Take Aways

The UMPC decision is another example of the current NLRB strengthening the hand of employers in dealing with organized labor, although it is difficult to reconcile the NLRB created “public space” exception with the Supreme Court’s holdings in Babcock and Lechmere. Employers now may freely exclude nonemployee union representatives from public areas on their private property absent a showing of inaccessibility or discrimination. Employers, however, must ensure that rules against solicitation by nonemployees are consistently enforced in an even-handed manner to avoid claims of discrimination against union organizers/representatives.


[1] 368 NLRB No. 2 (June 14, 2019).

[2] Id. at p. 2.

[3] Id.

[4] 351 U.S. 105 (1956).

[5] 351 U.S. at 112.

[6] 368 NLRB, at p. 3 (quoting Sears Roebuck & Co. v. San Diego County District Council of Carpenters, 436 U.S. 180, 205 (1978)).

[7] 502 U.S. 527 (1992)

[8] Id. at 541.

[9] 368 NLRB, at p. 3 (quoting Lechmere, Inc.,502 U.S. at 537-38).

[10] Id.

[11] Id. (citingMontgomery Ward & Co., 256 NLRB 800, 801 (1981), enf’d. 692 F.2d 1115 (7th Cir. 1982)).

[12] Id.

[13] Id.

[14] Id. at 4.

[15] Id. at 4-5.

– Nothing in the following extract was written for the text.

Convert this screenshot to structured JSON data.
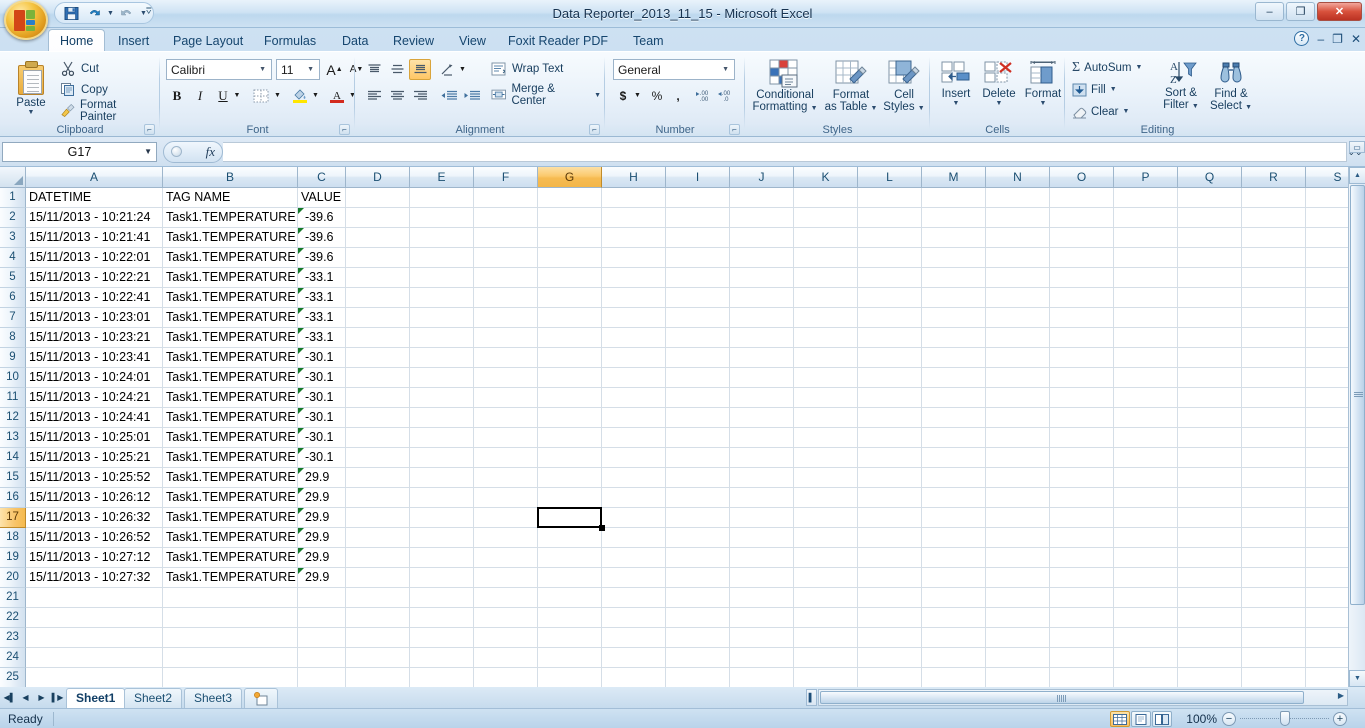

–– J. Gregory Grisham is Of Counsel in the Memphis Office of Fisher & Phillips, LLP and focuses his practice on the representation of employers in all aspects of labor and employment law. He received his Juris Doctor (with honors) from the University of Memphis, Cecil C. Humphreys School of Law in 1989. Greg may be reached at ggrisham@fisherphillips.com or 901-333-2076.